- Rack your bike. Either put your handle bars on the rack or face the bike the other way and put the seat on the rack. Seats a little easier, so your bike is facing the right way. If transition is crowded, don’t be afraid to move the other bikes along a bit. Even as a beginner, you have just as much right to enough space as everyone else!
You won’t need to set up anything for the swim prior to the race.
Perch your helmet on your bike. I perch my helmet either on my seat or on my handle bars, depending on which way my bike is facing. That way, if I forget to put it on, it falls off my bike and hits the ground as soon as I touch my bike.
If you’re wearing socks on the bike (I do), tuck one into each shoe so they’re ready to go. I use loose fitting sports socks rather than cycling socks to make them easier to get on.
Check your tire pressure. If your bike has been out overnight as happens especially in longer distance races, then they may be a little flat. Use your bike pump (see the checklist).
Place your sunnies on your helmet and your helmet is placed on your aerobars or seat. Check that the chin strap is unclasped. PRO TIP – don’t unrack your bike until your helmet is on and secured. Doing so could get you disqualified.
Put your bike in the easiest gear. No point in making it harder on yourself when you first start peddling. I did a race once where the first part of the bike was uphill and I left my bike in the hardest gear. It was a slightly humiliating 20 meter walk to begin my bike ride!
Check your water bottle is on the bike (and has liquid in it – yes, I traveled the first 10 kms of a race once with an empty water bottle).
Place your running hat or visor is on top of your running shoes. That way you don’t forget it. If you want to change socks, make sure there clean pair are unfolded and tucked into your running shoes. I also place my race belt on top of my hat, so I don’t forget it either!
Other helpful transition set up tips
Keep all your gear to one side of the bike, usually the right side. Minimize gear, what don’t you need?
In my race belt I carry a small tube of suncream, which I reapply on the run to stop getting sunburnt.
Before you leave the transition area do a mental run through of everything you have. Take your time with this. I once left transition without putting my sunglasses down and had to sprint back from the swim start. Not a great way of starting a race.
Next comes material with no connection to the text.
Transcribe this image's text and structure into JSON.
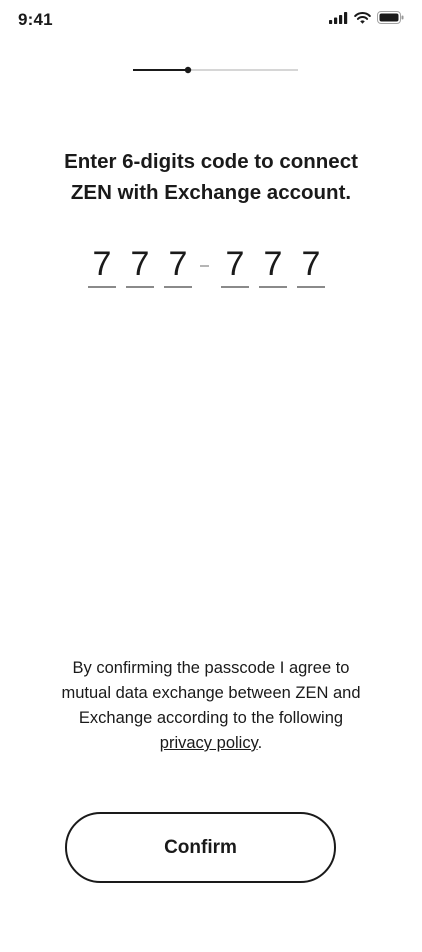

PRO TIP – Many races start early, especially longer course ones. This means its DARK. Get a head torch so that you can see what you’re doing and to make sure you don’t forget anything on the ground.
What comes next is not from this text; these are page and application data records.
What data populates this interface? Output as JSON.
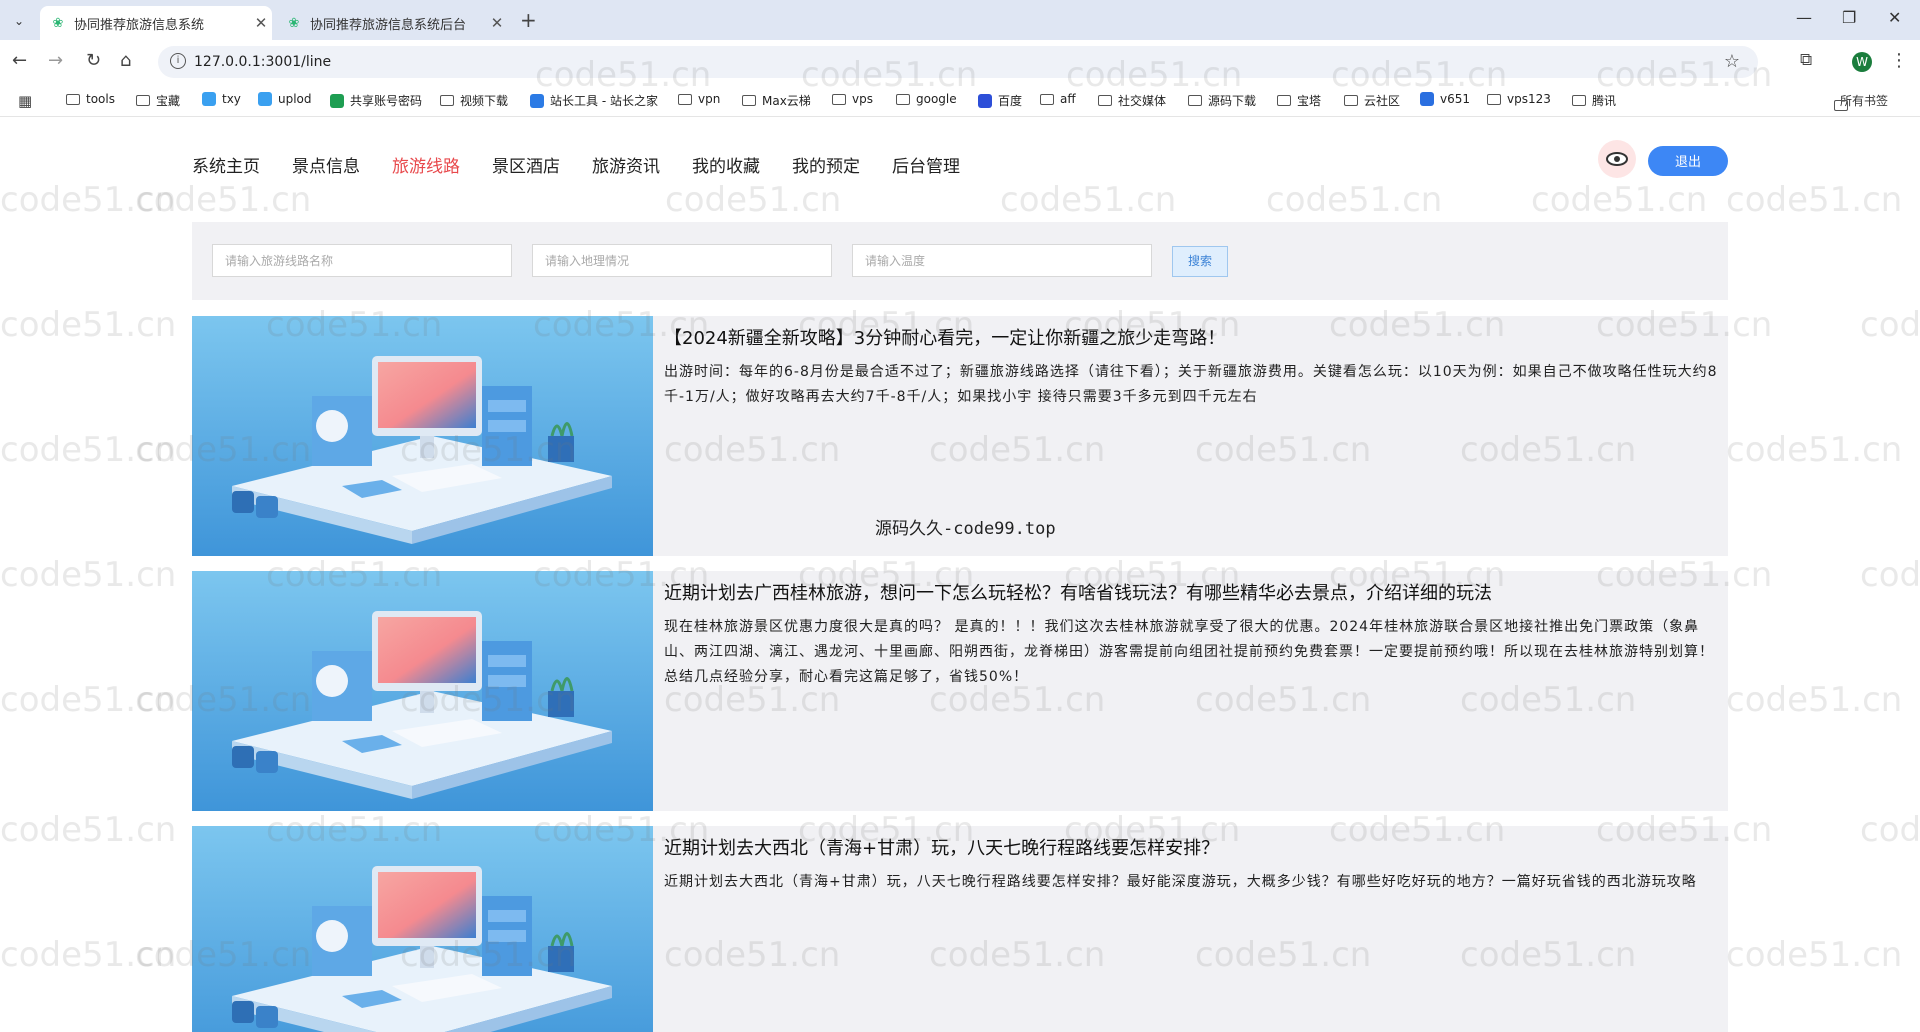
{
  "browser": {
    "tabs": [
      {
        "title": "协同推荐旅游信息系统",
        "active": true
      },
      {
        "title": "协同推荐旅游信息系统后台",
        "active": false
      }
    ],
    "url": "127.0.0.1:3001/line",
    "profile_initial": "W",
    "bookmarks": [
      {
        "label": "tools",
        "icon": "folder-icon"
      },
      {
        "label": "宝藏",
        "icon": "folder-icon"
      },
      {
        "label": "txy",
        "icon": "cloud-icon"
      },
      {
        "label": "uplod",
        "icon": "cloud-icon"
      },
      {
        "label": "共享账号密码",
        "icon": "sheet-icon"
      },
      {
        "label": "视频下载",
        "icon": "folder-icon"
      },
      {
        "label": "站长工具 - 站长之家",
        "icon": "site-icon"
      },
      {
        "label": "vpn",
        "icon": "folder-icon"
      },
      {
        "label": "Max云梯",
        "icon": "folder-icon"
      },
      {
        "label": "vps",
        "icon": "folder-icon"
      },
      {
        "label": "google",
        "icon": "folder-icon"
      },
      {
        "label": "百度",
        "icon": "baidu-icon"
      },
      {
        "label": "aff",
        "icon": "folder-icon"
      },
      {
        "label": "社交媒体",
        "icon": "folder-icon"
      },
      {
        "label": "源码下载",
        "icon": "folder-icon"
      },
      {
        "label": "宝塔",
        "icon": "folder-icon"
      },
      {
        "label": "云社区",
        "icon": "folder-icon"
      },
      {
        "label": "v651",
        "icon": "v-icon"
      },
      {
        "label": "vps123",
        "icon": "folder-icon"
      },
      {
        "label": "腾讯",
        "icon": "folder-icon"
      }
    ],
    "all_bookmarks": "所有书签"
  },
  "nav": {
    "items": [
      "系统主页",
      "景点信息",
      "旅游线路",
      "景区酒店",
      "旅游资讯",
      "我的收藏",
      "我的预定",
      "后台管理"
    ],
    "active_index": 2,
    "logout": "退出"
  },
  "search": {
    "name_placeholder": "请输入旅游线路名称",
    "geo_placeholder": "请输入地理情况",
    "temp_placeholder": "请输入温度",
    "button": "搜索"
  },
  "cards": [
    {
      "title": "【2024新疆全新攻略】3分钟耐心看完，一定让你新疆之旅少走弯路！",
      "desc": "出游时间：每年的6-8月份是最合适不过了；新疆旅游线路选择（请往下看）；关于新疆旅游费用。关键看怎么玩：以10天为例：如果自己不做攻略任性玩大约8千-1万/人；做好攻略再去大约7千-8千/人；如果找小宇 接待只需要3千多元到四千元左右"
    },
    {
      "title": "近期计划去广西桂林旅游，想问一下怎么玩轻松？有啥省钱玩法？有哪些精华必去景点，介绍详细的玩法",
      "desc": "现在桂林旅游景区优惠力度很大是真的吗？ 是真的！！！我们这次去桂林旅游就享受了很大的优惠。2024年桂林旅游联合景区地接社推出免门票政策（象鼻山、两江四湖、漓江、遇龙河、十里画廊、阳朔西街，龙脊梯田）游客需提前向组团社提前预约免费套票！一定要提前预约哦！所以现在去桂林旅游特别划算！总结几点经验分享，耐心看完这篇足够了，省钱50%！"
    },
    {
      "title": "近期计划去大西北（青海+甘肃）玩，八天七晚行程路线要怎样安排？",
      "desc": "近期计划去大西北（青海+甘肃）玩，八天七晚行程路线要怎样安排？最好能深度游玩，大概多少钱？有哪些好吃好玩的地方？一篇好玩省钱的西北游玩攻略"
    }
  ],
  "notice": "源码久久-code99.top",
  "watermark": "code51.cn"
}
Triathlon transition areas can be confusing for beginner triathletes. Before each race, there is a (compulsory) race briefing which tells you how to get into and out of transition zones. Make sure you get the right entrances and exits!
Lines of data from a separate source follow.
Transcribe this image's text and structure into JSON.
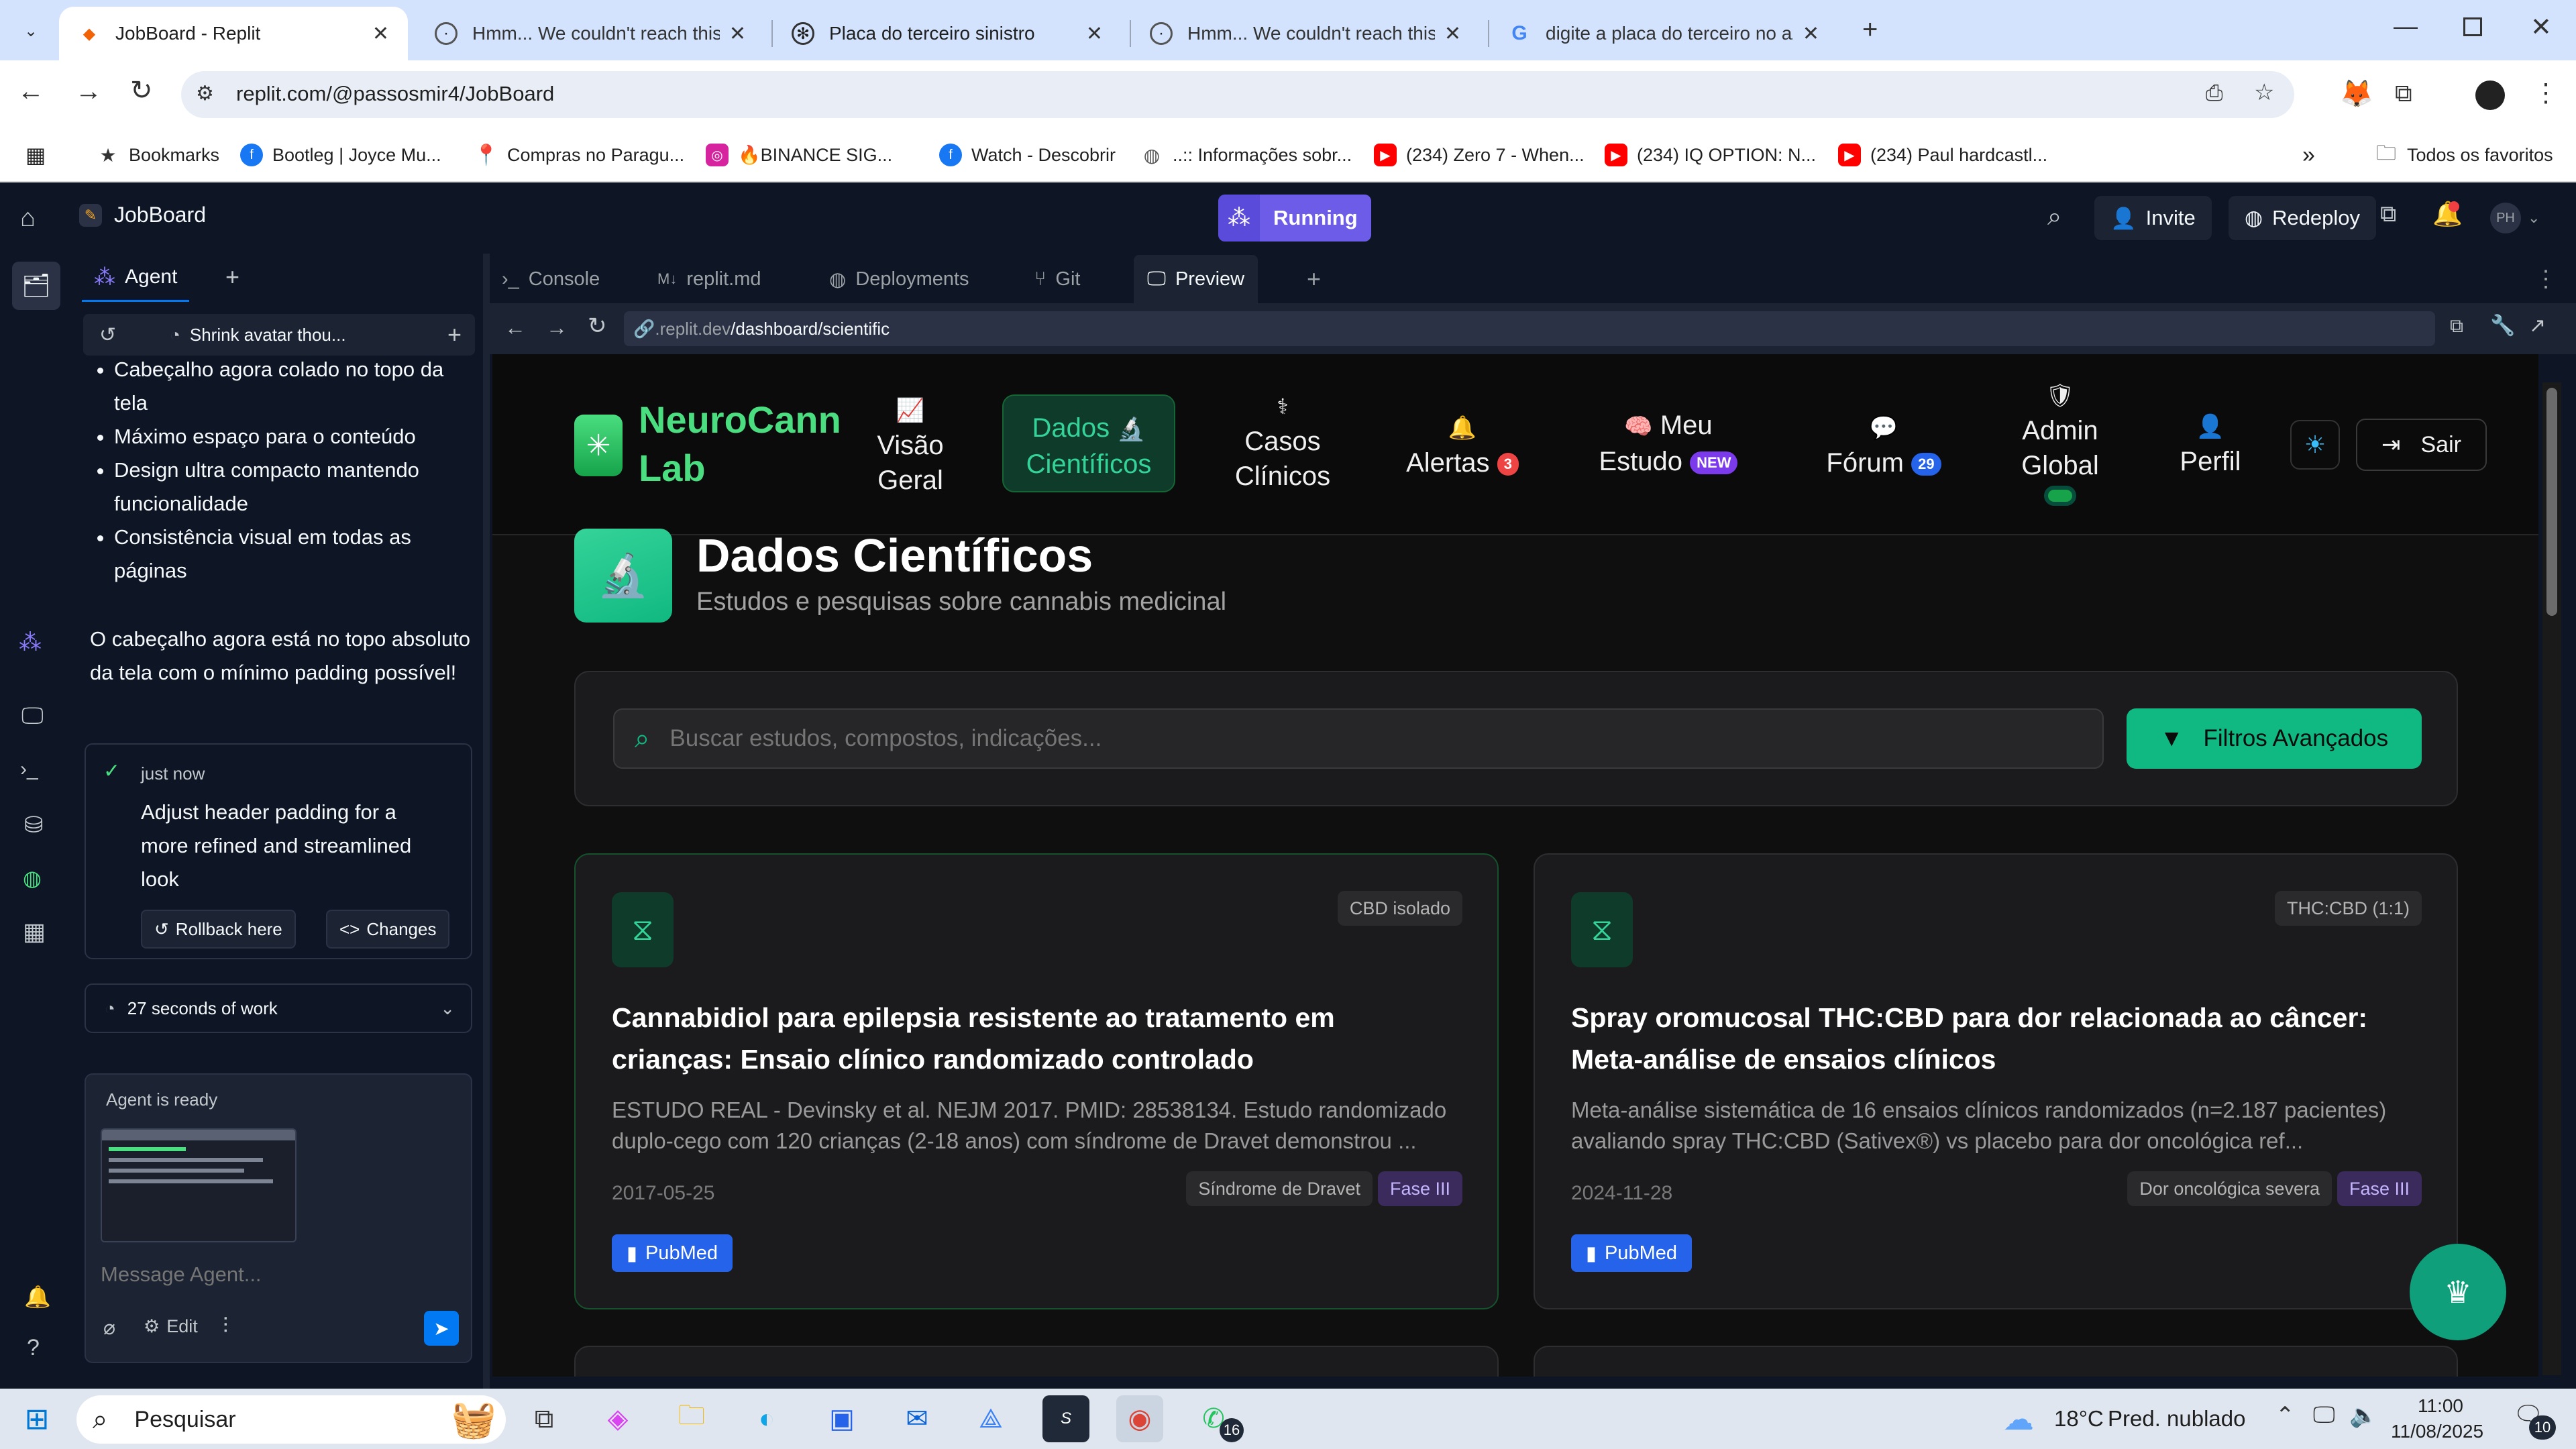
{
  "browser": {
    "tabs": [
      {
        "title": "JobBoard - Replit",
        "active": true
      },
      {
        "title": "Hmm... We couldn't reach this a"
      },
      {
        "title": "Placa do terceiro sinistro"
      },
      {
        "title": "Hmm... We couldn't reach this a"
      },
      {
        "title": "digite a placa do terceiro no az"
      }
    ],
    "url": "replit.com/@passosmir4/JobBoard",
    "bookmarks": [
      "Bookmarks",
      "Bootleg | Joyce Mu...",
      "Compras no Paragu...",
      "🔥BINANCE SIG...",
      "Watch - Descobrir",
      "..:: Informações sobr...",
      "(234) Zero 7 - When...",
      "(234) IQ OPTION: N...",
      "(234) Paul hardcastl..."
    ],
    "all_bookmarks": "Todos os favoritos"
  },
  "replit": {
    "repl_name": "JobBoard",
    "status": "Running",
    "invite": "Invite",
    "redeploy": "Redeploy",
    "avatar_initials": "PH",
    "pane_tabs": {
      "agent": "Agent",
      "console": "Console",
      "readme": "replit.md",
      "deployments": "Deployments",
      "git": "Git",
      "preview": "Preview"
    },
    "preview_url_prefix": ".replit.dev",
    "preview_url_path": "/dashboard/scientific"
  },
  "agent": {
    "thread_title": "Shrink avatar thou...",
    "bullets": [
      "Cabeçalho agora colado no topo da tela",
      "Máximo espaço para o conteúdo",
      "Design ultra compacto mantendo funcionalidade",
      "Consistência visual em todas as páginas"
    ],
    "summary": "O cabeçalho agora está no topo absoluto da tela com o mínimo padding possível!",
    "checkpoint_time": "just now",
    "checkpoint_text": "Adjust header padding for a more refined and streamlined look",
    "rollback": "Rollback here",
    "changes": "Changes",
    "work_time": "27 seconds of work",
    "ready": "Agent is ready",
    "placeholder": "Message Agent...",
    "edit": "Edit"
  },
  "app": {
    "brand_line1": "NeuroCann",
    "brand_line2": "Lab",
    "nav": [
      {
        "line1": "Visão",
        "line2": "Geral",
        "icon": "chart-line-icon"
      },
      {
        "line1": "Dados",
        "line2": "Científicos",
        "icon": "microscope-icon",
        "active": true
      },
      {
        "line1": "Casos",
        "line2": "Clínicos",
        "icon": "doctor-icon"
      },
      {
        "line1": "Alertas",
        "badge": "3",
        "icon": "bell-icon"
      },
      {
        "line1": "Meu",
        "line2": "Estudo",
        "badge": "NEW",
        "icon": "brain-icon"
      },
      {
        "line1": "Fórum",
        "badge": "29",
        "icon": "chat-icon"
      },
      {
        "line1": "Admin",
        "line2": "Global",
        "icon": "shield-icon"
      },
      {
        "line1": "Perfil",
        "icon": "user-icon"
      }
    ],
    "logout": "Sair",
    "page_title": "Dados Científicos",
    "page_subtitle": "Estudos e pesquisas sobre cannabis medicinal",
    "search_placeholder": "Buscar estudos, compostos, indicações...",
    "filters_button": "Filtros Avançados",
    "studies": [
      {
        "compound": "CBD isolado",
        "title": "Cannabidiol para epilepsia resistente ao tratamento em crianças: Ensaio clínico randomizado controlado",
        "desc": "ESTUDO REAL - Devinsky et al. NEJM 2017. PMID: 28538134. Estudo randomizado duplo-cego com 120 crianças (2-18 anos) com síndrome de Dravet demonstrou ...",
        "date": "2017-05-25",
        "condition": "Síndrome de Dravet",
        "phase": "Fase III",
        "source": "PubMed"
      },
      {
        "compound": "THC:CBD (1:1)",
        "title": "Spray oromucosal THC:CBD para dor relacionada ao câncer: Meta-análise de ensaios clínicos",
        "desc": "Meta-análise sistemática de 16 ensaios clínicos randomizados (n=2.187 pacientes) avaliando spray THC:CBD (Sativex®) vs placebo para dor oncológica ref...",
        "date": "2024-11-28",
        "condition": "Dor oncológica severa",
        "phase": "Fase III",
        "source": "PubMed"
      }
    ]
  },
  "taskbar": {
    "search": "Pesquisar",
    "weather_temp": "18°C",
    "weather_desc": "Pred. nublado",
    "time": "11:00",
    "date": "11/08/2025",
    "whatsapp_badge": "16",
    "notif_badge": "10"
  },
  "colors": {
    "accent_green": "#10b981",
    "replit_purple": "#5b4bdb",
    "pubmed_blue": "#2563eb",
    "phase_purple": "#a78bfa"
  }
}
How to transition
So you’re ready to go and the race is off. Now what happens when you get to T1 or T2? Here is a summary.
T1 – Swim to Bike
- Order of operation; wetsuit off, goggles offs, swim cap off, socks on, shoes on, helmet on, glasses on – GO!
- Take the top half of your wetsuit off first while running up from the swim. Sit down to take the bottom part off. It saves you falling over if you’re out of breath or a bit dizzy coming out of the swim.
- Wipe / dry your feet on your towel. Makes it easier to get your shoes on and stops chaffing.
- Mount your bike at the designated area.
- Once on bike, settle down, breath, take a drink of water, settle down again. Enjoy the ride!
T2 – Bike to Run
- Order of operations: Rack bike, helmet off, bike shoes off, race number on, visor on, running shoes on – GO!
- Your legs will feel a bit funny when you first start running. Give it a little bit of time to settle into the run.
- I reapply suncream in the first kilometer of the run. Lather it on if its a sunny day.
After the race
Clean up your area. Make sure you get all your gear and any rubbish left behind. Triathlons are run by volunteers, so don’t make their lives harder by leaving your crap all over the place.